Now, let’s examine the effect of colonization from the viewpoint of American Indians:  We received religious education from our earliest interactions, building friction between followers of the new faith and followers of tradition.  We were forced, militarily, to move from homelands to new lands, losing many members along these dangerous and exhausting removals.  We had over a thousand wars declared on us by the U.S. Army, we were placed on reservations, to keep us “safe”, but really we were controlled.  We were forced to move our languages, our ceremonies, our stories and our knowledge underground in order to evade persecution and prosecution.  We were forced to sign treaties (or die) that allowed the U.S. to build roads, and schools and markets on our lands, and were now given handlers and overseers in the form of Indian Agents.  We signed away lands (or died) and gained money that did us little good because 1) our economy wasn’t based on money, it was based on goods, and 2) the money either  wasn’t paid in full, or the amount decreased through court decisions without ever notifying tribes.  We were told to move to cities where the jobs and opportunities lay, but many times we didn’t find those jobs that would land us in opportunities and we didn’t have money to go home.  Besides, the U.S. government was trying to close our reservations anyway, so for some of us, there was no home to return to.  When our sadness, desolation and desperation got the better of us because we were fragmented again and again and again, we took our anger out on those closest to us, we hurt them as much as we hurt in our very being.  When we tried to pull our lives together, we left our children with family while we worked, but white middle-class America told social workers to take our children because if we weren’t watching our own children, we were bad parents.  As a result, we drank, we took drugs, we took out our anger, we did what we needed to do to escape the hell that we found ourselves in from other people’s interventions.  We were told we were inhuman, stupid, thieves, government-subsidized and bad parents. 

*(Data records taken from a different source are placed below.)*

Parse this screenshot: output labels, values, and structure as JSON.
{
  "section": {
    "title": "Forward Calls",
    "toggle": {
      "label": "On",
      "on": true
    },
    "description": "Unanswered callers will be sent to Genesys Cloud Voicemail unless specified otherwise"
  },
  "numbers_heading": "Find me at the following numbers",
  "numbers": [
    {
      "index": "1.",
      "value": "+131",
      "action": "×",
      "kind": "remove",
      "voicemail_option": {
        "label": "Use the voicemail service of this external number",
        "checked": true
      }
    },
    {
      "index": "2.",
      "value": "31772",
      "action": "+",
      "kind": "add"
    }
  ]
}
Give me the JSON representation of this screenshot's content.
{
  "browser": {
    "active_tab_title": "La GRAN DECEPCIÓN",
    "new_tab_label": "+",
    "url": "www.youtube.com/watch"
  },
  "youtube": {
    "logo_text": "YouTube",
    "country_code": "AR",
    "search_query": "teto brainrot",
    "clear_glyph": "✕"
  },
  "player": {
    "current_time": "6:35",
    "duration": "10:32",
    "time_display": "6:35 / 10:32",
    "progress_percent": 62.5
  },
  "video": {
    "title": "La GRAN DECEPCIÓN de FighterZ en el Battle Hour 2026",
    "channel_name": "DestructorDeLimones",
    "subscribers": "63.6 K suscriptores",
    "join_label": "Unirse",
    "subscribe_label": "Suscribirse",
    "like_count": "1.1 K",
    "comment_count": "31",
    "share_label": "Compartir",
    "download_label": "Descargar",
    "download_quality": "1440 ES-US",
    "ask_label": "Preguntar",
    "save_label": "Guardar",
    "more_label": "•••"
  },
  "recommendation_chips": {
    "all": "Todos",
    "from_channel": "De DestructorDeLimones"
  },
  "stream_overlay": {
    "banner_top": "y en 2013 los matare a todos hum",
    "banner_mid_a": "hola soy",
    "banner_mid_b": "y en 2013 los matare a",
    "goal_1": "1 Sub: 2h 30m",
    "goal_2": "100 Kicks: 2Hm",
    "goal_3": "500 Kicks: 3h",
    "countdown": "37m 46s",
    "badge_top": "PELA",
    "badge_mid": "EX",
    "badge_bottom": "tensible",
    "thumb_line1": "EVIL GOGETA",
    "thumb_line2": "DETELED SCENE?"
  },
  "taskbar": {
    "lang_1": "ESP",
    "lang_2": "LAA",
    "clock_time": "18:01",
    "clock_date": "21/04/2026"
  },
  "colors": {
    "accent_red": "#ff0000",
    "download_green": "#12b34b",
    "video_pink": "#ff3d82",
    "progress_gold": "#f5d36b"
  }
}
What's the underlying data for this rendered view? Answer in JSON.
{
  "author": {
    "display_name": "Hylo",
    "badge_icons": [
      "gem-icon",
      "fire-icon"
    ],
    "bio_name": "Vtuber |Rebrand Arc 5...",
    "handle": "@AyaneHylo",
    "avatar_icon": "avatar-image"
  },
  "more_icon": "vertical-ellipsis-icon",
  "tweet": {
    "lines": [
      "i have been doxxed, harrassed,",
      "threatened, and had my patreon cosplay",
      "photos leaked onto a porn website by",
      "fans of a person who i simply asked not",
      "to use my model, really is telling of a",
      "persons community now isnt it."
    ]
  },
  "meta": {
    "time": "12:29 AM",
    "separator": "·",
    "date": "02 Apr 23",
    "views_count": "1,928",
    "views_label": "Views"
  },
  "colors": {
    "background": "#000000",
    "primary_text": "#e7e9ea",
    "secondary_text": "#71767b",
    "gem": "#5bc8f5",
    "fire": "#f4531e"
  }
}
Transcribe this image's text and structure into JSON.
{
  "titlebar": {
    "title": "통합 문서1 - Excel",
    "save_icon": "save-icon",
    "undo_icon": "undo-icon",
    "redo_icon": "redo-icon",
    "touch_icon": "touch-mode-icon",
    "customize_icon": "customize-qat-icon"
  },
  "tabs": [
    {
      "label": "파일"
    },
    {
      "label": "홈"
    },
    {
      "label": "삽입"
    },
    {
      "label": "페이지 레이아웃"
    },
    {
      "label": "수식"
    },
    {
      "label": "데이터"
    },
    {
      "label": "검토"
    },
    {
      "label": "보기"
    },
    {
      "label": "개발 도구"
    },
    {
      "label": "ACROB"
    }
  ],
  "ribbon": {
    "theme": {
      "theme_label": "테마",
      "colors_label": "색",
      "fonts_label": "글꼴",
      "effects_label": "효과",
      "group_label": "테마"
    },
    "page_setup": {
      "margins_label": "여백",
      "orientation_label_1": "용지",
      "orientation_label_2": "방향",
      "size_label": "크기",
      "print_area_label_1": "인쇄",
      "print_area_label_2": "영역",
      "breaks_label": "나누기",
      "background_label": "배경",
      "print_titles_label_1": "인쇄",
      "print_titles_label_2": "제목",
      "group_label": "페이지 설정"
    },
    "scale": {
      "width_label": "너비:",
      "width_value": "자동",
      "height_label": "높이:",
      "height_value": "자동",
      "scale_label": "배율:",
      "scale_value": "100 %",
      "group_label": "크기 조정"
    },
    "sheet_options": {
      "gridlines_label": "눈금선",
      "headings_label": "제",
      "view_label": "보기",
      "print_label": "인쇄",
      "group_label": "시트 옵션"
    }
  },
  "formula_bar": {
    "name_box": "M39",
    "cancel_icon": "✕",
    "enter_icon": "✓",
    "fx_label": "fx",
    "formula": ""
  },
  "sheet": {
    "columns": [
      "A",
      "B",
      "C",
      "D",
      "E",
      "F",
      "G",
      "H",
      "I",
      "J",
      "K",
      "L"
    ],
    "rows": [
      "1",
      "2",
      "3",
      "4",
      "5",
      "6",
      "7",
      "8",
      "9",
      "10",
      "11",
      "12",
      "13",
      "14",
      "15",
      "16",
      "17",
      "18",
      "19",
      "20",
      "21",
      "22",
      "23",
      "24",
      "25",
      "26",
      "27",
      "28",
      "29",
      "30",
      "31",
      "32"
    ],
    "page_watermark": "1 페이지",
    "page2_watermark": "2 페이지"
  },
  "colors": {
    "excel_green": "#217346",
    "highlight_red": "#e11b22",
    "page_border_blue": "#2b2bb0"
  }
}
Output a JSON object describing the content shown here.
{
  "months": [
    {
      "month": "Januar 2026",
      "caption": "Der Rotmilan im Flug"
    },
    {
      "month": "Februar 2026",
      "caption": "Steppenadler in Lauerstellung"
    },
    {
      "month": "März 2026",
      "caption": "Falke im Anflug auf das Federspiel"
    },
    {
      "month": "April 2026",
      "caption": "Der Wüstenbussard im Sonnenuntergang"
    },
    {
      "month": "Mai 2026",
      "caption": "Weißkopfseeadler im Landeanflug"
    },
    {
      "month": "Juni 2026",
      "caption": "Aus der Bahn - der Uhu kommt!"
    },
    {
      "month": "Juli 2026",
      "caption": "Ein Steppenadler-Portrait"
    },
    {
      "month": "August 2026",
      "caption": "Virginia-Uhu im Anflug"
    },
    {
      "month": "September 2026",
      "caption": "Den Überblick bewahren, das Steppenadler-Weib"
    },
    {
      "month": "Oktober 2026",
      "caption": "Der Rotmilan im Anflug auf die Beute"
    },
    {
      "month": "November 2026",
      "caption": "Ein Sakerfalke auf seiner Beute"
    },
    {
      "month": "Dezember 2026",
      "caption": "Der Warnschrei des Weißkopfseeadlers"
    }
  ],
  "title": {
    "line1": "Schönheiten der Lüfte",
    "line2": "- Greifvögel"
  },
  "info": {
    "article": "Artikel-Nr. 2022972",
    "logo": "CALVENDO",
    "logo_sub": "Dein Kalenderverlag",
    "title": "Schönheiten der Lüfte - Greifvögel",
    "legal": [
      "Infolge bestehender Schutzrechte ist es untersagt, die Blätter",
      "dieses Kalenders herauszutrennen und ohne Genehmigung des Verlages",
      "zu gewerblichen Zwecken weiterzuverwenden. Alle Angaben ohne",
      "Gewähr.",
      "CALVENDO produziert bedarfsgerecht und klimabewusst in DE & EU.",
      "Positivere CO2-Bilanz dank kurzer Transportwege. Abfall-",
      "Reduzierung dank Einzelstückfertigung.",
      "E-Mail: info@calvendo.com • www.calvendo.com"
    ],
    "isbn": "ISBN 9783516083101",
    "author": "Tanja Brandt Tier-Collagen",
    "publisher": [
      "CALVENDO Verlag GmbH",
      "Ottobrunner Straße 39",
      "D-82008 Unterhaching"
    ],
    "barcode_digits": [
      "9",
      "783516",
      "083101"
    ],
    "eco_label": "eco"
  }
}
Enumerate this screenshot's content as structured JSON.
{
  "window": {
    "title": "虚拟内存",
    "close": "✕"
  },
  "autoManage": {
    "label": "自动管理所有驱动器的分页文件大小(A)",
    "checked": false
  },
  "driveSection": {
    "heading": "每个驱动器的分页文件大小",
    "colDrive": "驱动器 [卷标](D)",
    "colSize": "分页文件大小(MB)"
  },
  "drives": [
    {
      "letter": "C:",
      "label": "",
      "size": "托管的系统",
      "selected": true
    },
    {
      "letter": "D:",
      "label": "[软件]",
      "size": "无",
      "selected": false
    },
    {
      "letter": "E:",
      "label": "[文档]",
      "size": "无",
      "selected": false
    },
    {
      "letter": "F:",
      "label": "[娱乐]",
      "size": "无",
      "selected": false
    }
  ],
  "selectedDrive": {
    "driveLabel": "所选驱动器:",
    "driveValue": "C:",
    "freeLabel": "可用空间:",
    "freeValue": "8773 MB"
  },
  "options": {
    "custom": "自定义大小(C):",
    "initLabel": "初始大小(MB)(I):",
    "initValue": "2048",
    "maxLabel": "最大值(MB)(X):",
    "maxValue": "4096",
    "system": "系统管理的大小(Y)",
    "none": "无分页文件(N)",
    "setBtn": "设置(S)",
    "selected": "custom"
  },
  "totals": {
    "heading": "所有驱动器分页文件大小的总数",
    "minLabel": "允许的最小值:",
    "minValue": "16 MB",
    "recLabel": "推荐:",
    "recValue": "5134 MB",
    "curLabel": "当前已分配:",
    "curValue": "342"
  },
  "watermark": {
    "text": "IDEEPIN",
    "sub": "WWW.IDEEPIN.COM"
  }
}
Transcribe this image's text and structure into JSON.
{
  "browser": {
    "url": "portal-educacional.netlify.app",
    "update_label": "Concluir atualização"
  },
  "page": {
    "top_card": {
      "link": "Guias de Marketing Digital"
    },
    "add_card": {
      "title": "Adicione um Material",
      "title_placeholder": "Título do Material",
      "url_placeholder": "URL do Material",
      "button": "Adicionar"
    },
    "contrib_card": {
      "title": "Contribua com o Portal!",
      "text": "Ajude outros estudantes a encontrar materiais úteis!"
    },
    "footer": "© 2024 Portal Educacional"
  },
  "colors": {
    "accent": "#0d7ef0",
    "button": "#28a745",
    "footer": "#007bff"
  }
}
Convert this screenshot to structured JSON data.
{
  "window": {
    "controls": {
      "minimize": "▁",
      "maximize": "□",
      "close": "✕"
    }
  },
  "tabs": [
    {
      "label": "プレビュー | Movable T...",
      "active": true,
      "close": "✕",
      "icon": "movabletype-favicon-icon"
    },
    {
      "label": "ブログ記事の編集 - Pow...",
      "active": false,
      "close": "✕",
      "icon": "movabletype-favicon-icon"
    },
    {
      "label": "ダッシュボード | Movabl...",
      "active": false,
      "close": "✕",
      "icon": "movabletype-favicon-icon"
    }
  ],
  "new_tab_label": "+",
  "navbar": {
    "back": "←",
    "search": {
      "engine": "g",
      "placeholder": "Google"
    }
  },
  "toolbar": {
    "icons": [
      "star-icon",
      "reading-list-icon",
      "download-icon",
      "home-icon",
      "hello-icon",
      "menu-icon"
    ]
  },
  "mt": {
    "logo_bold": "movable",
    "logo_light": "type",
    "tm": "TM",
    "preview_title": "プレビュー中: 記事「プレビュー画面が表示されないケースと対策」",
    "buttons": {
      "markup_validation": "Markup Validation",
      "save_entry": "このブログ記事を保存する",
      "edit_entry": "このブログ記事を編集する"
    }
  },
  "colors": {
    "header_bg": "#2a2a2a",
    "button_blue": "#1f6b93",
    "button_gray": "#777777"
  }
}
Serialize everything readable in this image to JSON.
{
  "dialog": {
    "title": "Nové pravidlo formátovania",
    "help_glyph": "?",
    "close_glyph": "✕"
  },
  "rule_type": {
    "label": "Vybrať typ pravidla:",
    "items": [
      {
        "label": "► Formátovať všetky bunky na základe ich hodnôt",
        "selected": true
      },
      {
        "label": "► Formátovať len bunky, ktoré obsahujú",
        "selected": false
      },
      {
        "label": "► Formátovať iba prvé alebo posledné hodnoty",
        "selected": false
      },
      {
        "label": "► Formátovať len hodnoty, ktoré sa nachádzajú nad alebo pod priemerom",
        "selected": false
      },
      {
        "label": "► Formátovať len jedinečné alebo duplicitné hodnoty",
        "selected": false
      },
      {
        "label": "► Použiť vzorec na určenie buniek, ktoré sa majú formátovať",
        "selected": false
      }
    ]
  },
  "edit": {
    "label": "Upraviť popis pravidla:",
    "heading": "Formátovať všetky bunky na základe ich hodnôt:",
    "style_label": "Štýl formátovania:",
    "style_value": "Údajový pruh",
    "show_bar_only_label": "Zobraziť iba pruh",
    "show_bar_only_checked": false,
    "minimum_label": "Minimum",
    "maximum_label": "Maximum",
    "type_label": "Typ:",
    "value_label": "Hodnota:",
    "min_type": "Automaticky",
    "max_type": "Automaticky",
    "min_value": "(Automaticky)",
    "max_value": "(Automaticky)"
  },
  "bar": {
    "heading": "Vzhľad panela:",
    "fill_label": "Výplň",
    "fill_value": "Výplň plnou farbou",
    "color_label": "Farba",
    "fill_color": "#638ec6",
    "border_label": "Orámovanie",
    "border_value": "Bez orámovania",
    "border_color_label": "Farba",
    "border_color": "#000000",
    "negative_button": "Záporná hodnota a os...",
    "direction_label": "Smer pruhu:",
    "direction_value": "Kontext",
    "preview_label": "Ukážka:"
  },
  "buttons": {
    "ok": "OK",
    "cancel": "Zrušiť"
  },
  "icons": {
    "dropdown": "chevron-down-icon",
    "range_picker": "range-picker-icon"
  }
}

Treaties and interventions were never protections. They were a way for colonizers to legally and systematically erase a culture by racializing and politicizing a system for their own interests.  The colonizers defined us as American Indians all those years ago, they created the laws by which they controlled us, the treaties by which we had no choice but to sign, and the defamation and the slurs that became stereotypes used to further control our lands, our families, our bodies and our minds.

The “problem” is, “We are still here.”  And neo-colonizers, like the Goldwater Institute, need to play by the rules that were initially set out by their “ancestors”, especially now when they no longer work so grandly in the colonizers’ favor.   

You may also like


  1. Thank you for this and all your words. I worry many in the courts in which I work want to apply ICWA as an ethnic/racial statute. I argue ICWA is the sole bulwark in child welfare protecting tribal political integrity, and – as I hope I understand correctly above – tribal political integrity is a foundation on which “Still Here” at least partly rests. Yet, in arguing such, even I hear the echoes in my own words which seem to reduce “Indian-ness.” Still, in guaranteeing a degree of political self-determination (through which I hope cultural continuity can be better ensured), the often not-so-subtly empty promises of Empire can be turned upside down and mobilized to undermine Empire.

    1. Mark, I so appreciate your comment. And I truly feel that in our stereotype culture it will take a lot of repetition of these words to get beyond the static of how American Indian history is taught and talked about, spoken of and portrayed. I appreciate so much that you do what you do. All my best, Susan

Leave a Reply